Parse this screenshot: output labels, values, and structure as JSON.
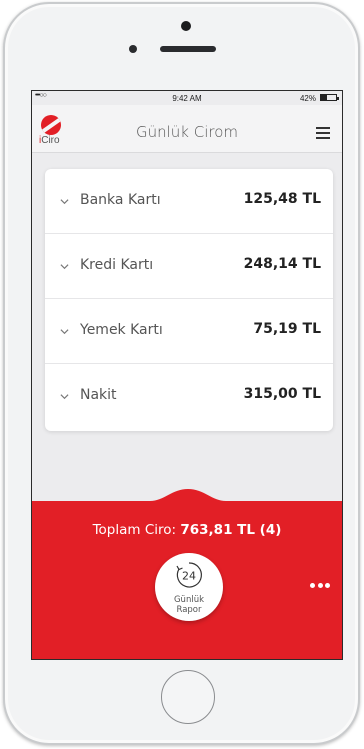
{
  "statusbar": {
    "signal": "•••○○",
    "time": "9:42 AM",
    "battery": "42%",
    "battery_level": 0.42
  },
  "header": {
    "logo_letter": "i",
    "logo_rest": "Ciro",
    "title": "Günlük Cirom"
  },
  "payments": [
    {
      "label": "Banka Kartı",
      "value": "125,48 TL"
    },
    {
      "label": "Kredi Kartı",
      "value": "248,14 TL"
    },
    {
      "label": "Yemek Kartı",
      "value": "75,19 TL"
    },
    {
      "label": "Nakit",
      "value": "315,00 TL"
    }
  ],
  "footer": {
    "total_label": "Toplam Ciro:",
    "total_value": "763,81 TL (4)",
    "report_icon_text": "24",
    "report_line1": "Günlük",
    "report_line2": "Rapor"
  },
  "colors": {
    "brand_red": "#e21f26",
    "background": "#ececee"
  }
}
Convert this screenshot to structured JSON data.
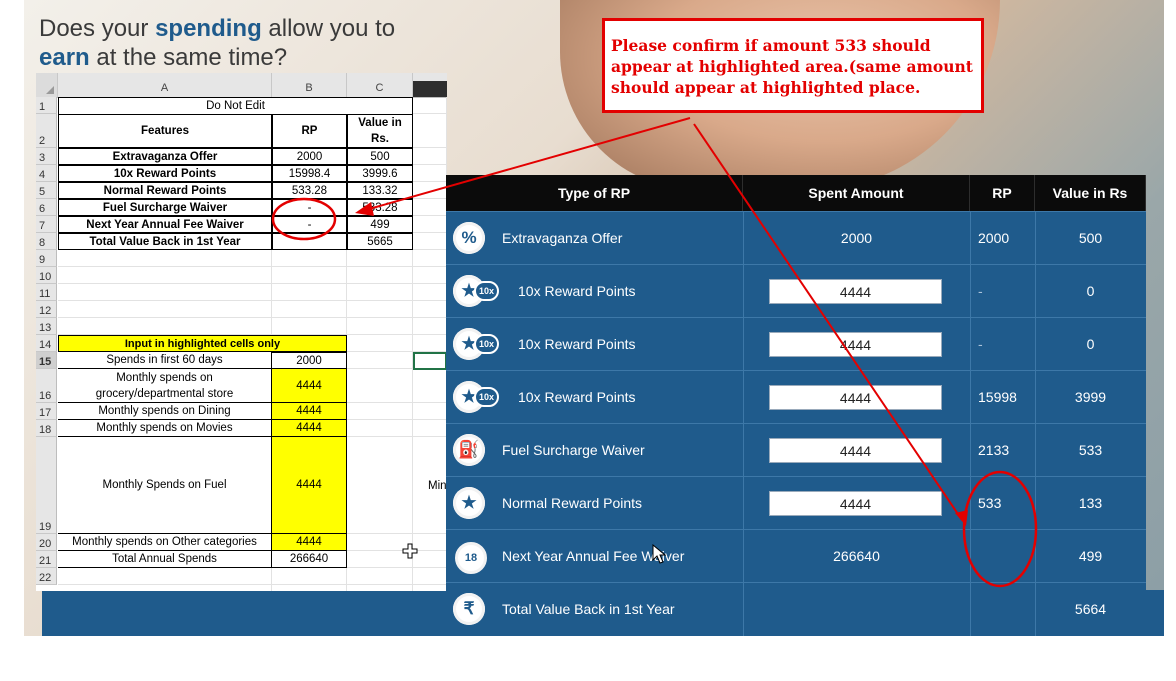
{
  "headline": {
    "part1": "Does your ",
    "spending": "spending",
    "part2": " allow you to",
    "earn": "earn",
    "part3": " at the same time?"
  },
  "excel": {
    "columns": [
      "A",
      "B",
      "C"
    ],
    "row_numbers": [
      "1",
      "2",
      "3",
      "4",
      "5",
      "6",
      "7",
      "8",
      "9",
      "10",
      "11",
      "12",
      "13",
      "14",
      "15",
      "16",
      "17",
      "18",
      "19",
      "20",
      "21",
      "22"
    ],
    "title": "Do Not Edit",
    "header": {
      "features": "Features",
      "rp": "RP",
      "value_line1": "Value in",
      "value_line2": "Rs."
    },
    "summary_rows": [
      {
        "feature": "Extravaganza Offer",
        "rp": "2000",
        "value": "500"
      },
      {
        "feature": "10x Reward Points",
        "rp": "15998.4",
        "value": "3999.6"
      },
      {
        "feature": "Normal Reward Points",
        "rp": "533.28",
        "value": "133.32"
      },
      {
        "feature": "Fuel Surcharge Waiver",
        "rp": "-",
        "value": "533.28"
      },
      {
        "feature": "Next Year Annual Fee Waiver",
        "rp": "-",
        "value": "499"
      },
      {
        "feature": "Total Value Back in 1st Year",
        "rp": "",
        "value": "5665"
      }
    ],
    "input_header": "Input in highlighted cells only",
    "input_rows": [
      {
        "label": "Spends in first 60 days",
        "value": "2000"
      },
      {
        "label_line1": "Monthly spends on",
        "label_line2": "grocery/departmental store",
        "value": "4444"
      },
      {
        "label": "Monthly spends on Dining",
        "value": "4444"
      },
      {
        "label": "Monthly spends on Movies",
        "value": "4444"
      },
      {
        "label": "Monthly Spends on Fuel",
        "value": "4444"
      },
      {
        "label": "Monthly spends on Other categories",
        "value": "4444"
      },
      {
        "label": "Total Annual Spends",
        "value": "266640"
      }
    ],
    "clipped_text": "Min"
  },
  "dashboard": {
    "headers": [
      "Type of RP",
      "Spent Amount",
      "RP",
      "Value in Rs"
    ],
    "rows": [
      {
        "icon": "percent-icon",
        "glyph": "%",
        "label": "Extravaganza Offer",
        "spent": "2000",
        "rp": "2000",
        "value": "500",
        "input": false
      },
      {
        "icon": "star-10x-icon",
        "glyph": "★",
        "badge": "10x",
        "label": "10x Reward Points",
        "spent": "4444",
        "rp": "-",
        "value": "0",
        "input": true
      },
      {
        "icon": "star-10x-icon",
        "glyph": "★",
        "badge": "10x",
        "label": "10x Reward Points",
        "spent": "4444",
        "rp": "-",
        "value": "0",
        "input": true
      },
      {
        "icon": "star-10x-icon",
        "glyph": "★",
        "badge": "10x",
        "label": "10x Reward Points",
        "spent": "4444",
        "rp": "15998",
        "value": "3999",
        "input": true
      },
      {
        "icon": "fuel-pump-icon",
        "glyph": "⛽",
        "label": "Fuel Surcharge Waiver",
        "spent": "4444",
        "rp": "2133",
        "value": "533",
        "input": true
      },
      {
        "icon": "star-icon",
        "glyph": "★",
        "label": "Normal Reward Points",
        "spent": "4444",
        "rp": "533",
        "value": "133",
        "input": true
      },
      {
        "icon": "calendar-icon",
        "glyph": "18",
        "label": "Next Year Annual Fee Waiver",
        "spent": "266640",
        "rp": "",
        "value": "499",
        "input": false
      },
      {
        "icon": "rupee-icon",
        "glyph": "₹",
        "label": "Total Value Back in 1st Year",
        "spent": "",
        "rp": "",
        "value": "5664",
        "input": false
      }
    ]
  },
  "annotation": {
    "line1": "Please confirm if amount 533 should",
    "line2": "appear at highlighted area.(same amount",
    "line3": "should appear at highlighted place."
  },
  "colors": {
    "brand_blue": "#1f5b8c",
    "annotation_red": "#e30000",
    "header_black": "#0b0b0b",
    "excel_yellow": "#ffff00"
  }
}
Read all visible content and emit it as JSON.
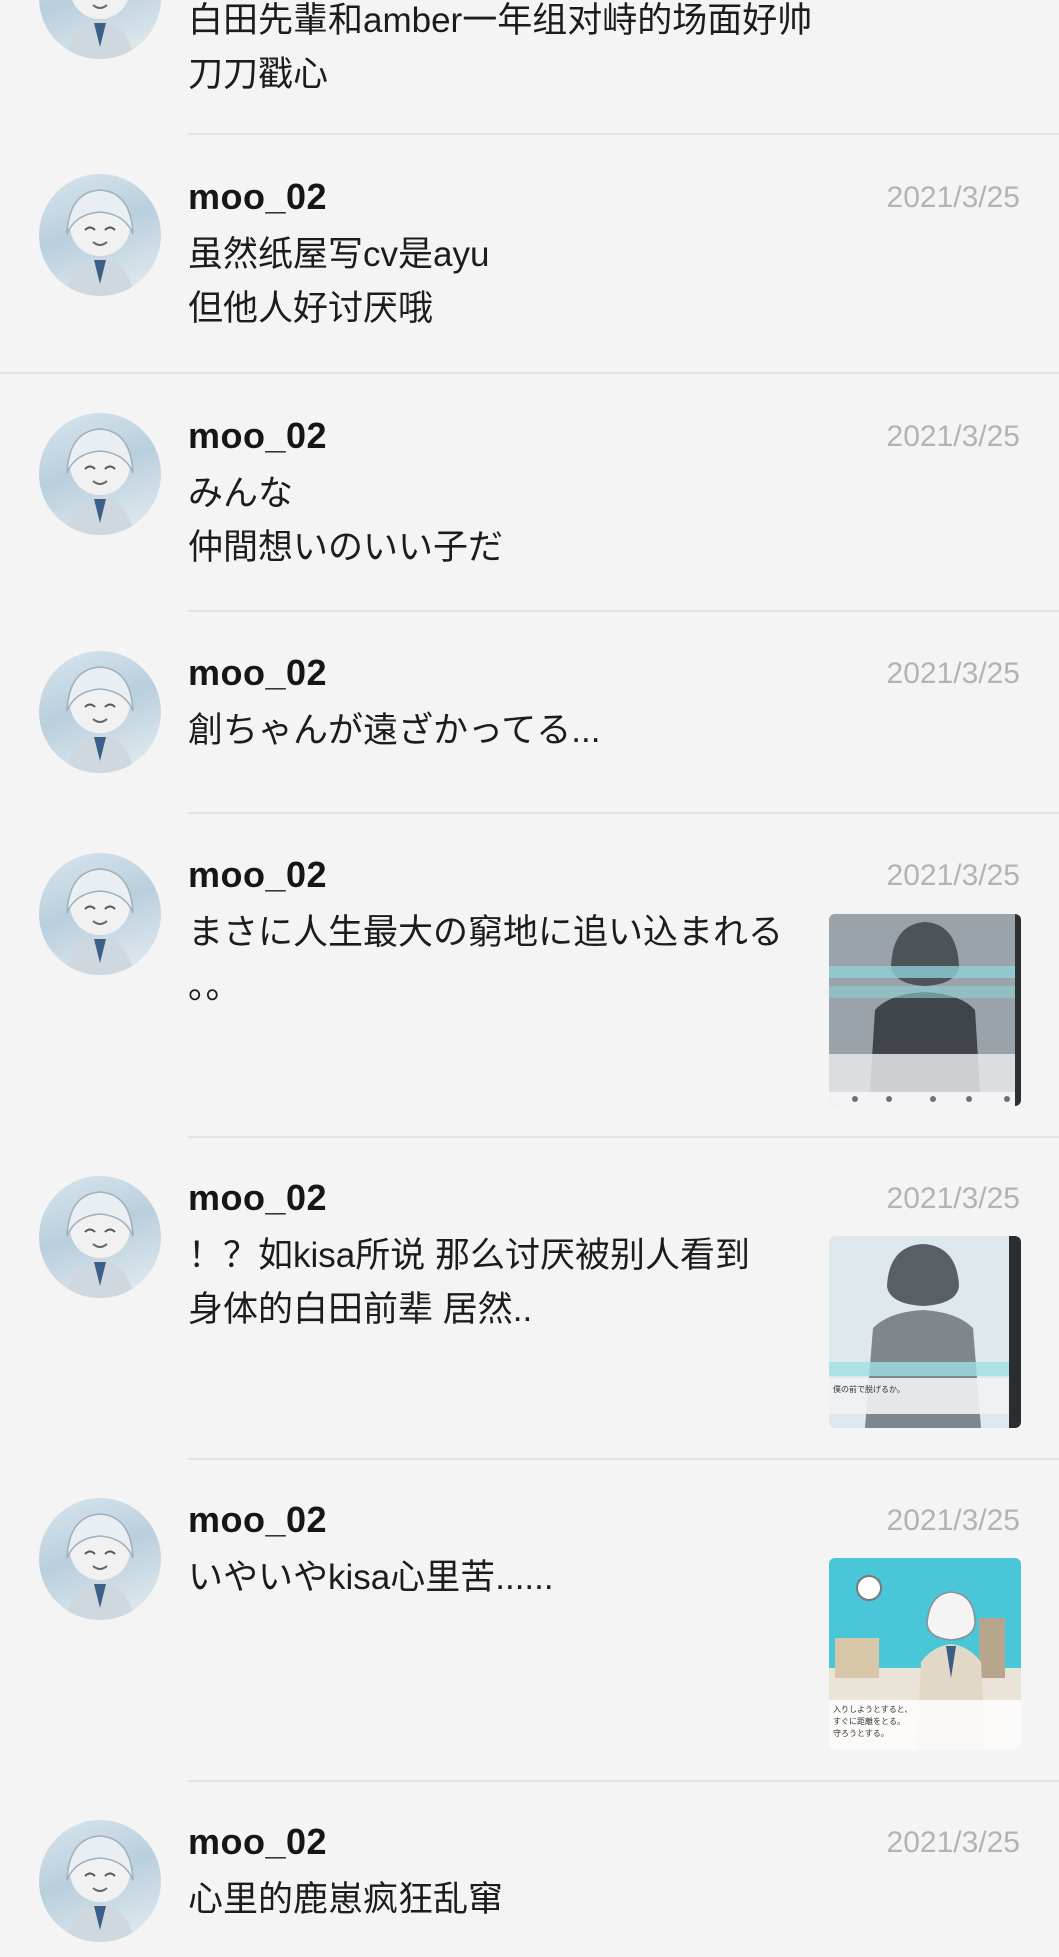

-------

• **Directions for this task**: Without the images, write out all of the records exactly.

• **The answer**:
Parse this screenshot: output labels, values, and structure as JSON.
{
  "statusbar": {
    "signal": "•••○○",
    "time": "9:42 AM",
    "battery": "42%",
    "battery_level": 0.42
  },
  "header": {
    "logo_letter": "i",
    "logo_rest": "Ciro",
    "title": "Günlük Cirom"
  },
  "payments": [
    {
      "label": "Banka Kartı",
      "value": "125,48 TL"
    },
    {
      "label": "Kredi Kartı",
      "value": "248,14 TL"
    },
    {
      "label": "Yemek Kartı",
      "value": "75,19 TL"
    },
    {
      "label": "Nakit",
      "value": "315,00 TL"
    }
  ],
  "footer": {
    "total_label": "Toplam Ciro:",
    "total_value": "763,81 TL (4)",
    "report_icon_text": "24",
    "report_line1": "Günlük",
    "report_line2": "Rapor"
  },
  "colors": {
    "brand_red": "#e21f26",
    "background": "#ececee"
  }
}
Convert this screenshot to structured JSON data.
{
  "headline": {
    "part1": "Does your ",
    "spending": "spending",
    "part2": " allow you to",
    "earn": "earn",
    "part3": " at the same time?"
  },
  "excel": {
    "columns": [
      "A",
      "B",
      "C"
    ],
    "row_numbers": [
      "1",
      "2",
      "3",
      "4",
      "5",
      "6",
      "7",
      "8",
      "9",
      "10",
      "11",
      "12",
      "13",
      "14",
      "15",
      "16",
      "17",
      "18",
      "19",
      "20",
      "21",
      "22"
    ],
    "title": "Do Not Edit",
    "header": {
      "features": "Features",
      "rp": "RP",
      "value_line1": "Value in",
      "value_line2": "Rs."
    },
    "summary_rows": [
      {
        "feature": "Extravaganza Offer",
        "rp": "2000",
        "value": "500"
      },
      {
        "feature": "10x Reward Points",
        "rp": "15998.4",
        "value": "3999.6"
      },
      {
        "feature": "Normal Reward Points",
        "rp": "533.28",
        "value": "133.32"
      },
      {
        "feature": "Fuel Surcharge Waiver",
        "rp": "-",
        "value": "533.28"
      },
      {
        "feature": "Next Year Annual Fee Waiver",
        "rp": "-",
        "value": "499"
      },
      {
        "feature": "Total Value Back in 1st Year",
        "rp": "",
        "value": "5665"
      }
    ],
    "input_header": "Input in highlighted cells only",
    "input_rows": [
      {
        "label": "Spends in first 60 days",
        "value": "2000"
      },
      {
        "label_line1": "Monthly spends on",
        "label_line2": "grocery/departmental store",
        "value": "4444"
      },
      {
        "label": "Monthly spends on Dining",
        "value": "4444"
      },
      {
        "label": "Monthly spends on Movies",
        "value": "4444"
      },
      {
        "label": "Monthly Spends on Fuel",
        "value": "4444"
      },
      {
        "label": "Monthly spends on Other categories",
        "value": "4444"
      },
      {
        "label": "Total Annual Spends",
        "value": "266640"
      }
    ],
    "clipped_text": "Min"
  },
  "dashboard": {
    "headers": [
      "Type of RP",
      "Spent Amount",
      "RP",
      "Value in Rs"
    ],
    "rows": [
      {
        "icon": "percent-icon",
        "glyph": "%",
        "label": "Extravaganza Offer",
        "spent": "2000",
        "rp": "2000",
        "value": "500",
        "input": false
      },
      {
        "icon": "star-10x-icon",
        "glyph": "★",
        "badge": "10x",
        "label": "10x Reward Points",
        "spent": "4444",
        "rp": "-",
        "value": "0",
        "input": true
      },
      {
        "icon": "star-10x-icon",
        "glyph": "★",
        "badge": "10x",
        "label": "10x Reward Points",
        "spent": "4444",
        "rp": "-",
        "value": "0",
        "input": true
      },
      {
        "icon": "star-10x-icon",
        "glyph": "★",
        "badge": "10x",
        "label": "10x Reward Points",
        "spent": "4444",
        "rp": "15998",
        "value": "3999",
        "input": true
      },
      {
        "icon": "fuel-pump-icon",
        "glyph": "⛽",
        "label": "Fuel Surcharge Waiver",
        "spent": "4444",
        "rp": "2133",
        "value": "533",
        "input": true
      },
      {
        "icon": "star-icon",
        "glyph": "★",
        "label": "Normal Reward Points",
        "spent": "4444",
        "rp": "533",
        "value": "133",
        "input": true
      },
      {
        "icon": "calendar-icon",
        "glyph": "18",
        "label": "Next Year Annual Fee Waiver",
        "spent": "266640",
        "rp": "",
        "value": "499",
        "input": false
      },
      {
        "icon": "rupee-icon",
        "glyph": "₹",
        "label": "Total Value Back in 1st Year",
        "spent": "",
        "rp": "",
        "value": "5664",
        "input": false
      }
    ]
  },
  "annotation": {
    "line1": "Please confirm if amount 533 should",
    "line2": "appear at highlighted area.(same amount",
    "line3": "should appear at highlighted place."
  },
  "colors": {
    "brand_blue": "#1f5b8c",
    "annotation_red": "#e30000",
    "header_black": "#0b0b0b",
    "excel_yellow": "#ffff00"
  }
}
Read all visible content and emit it as JSON.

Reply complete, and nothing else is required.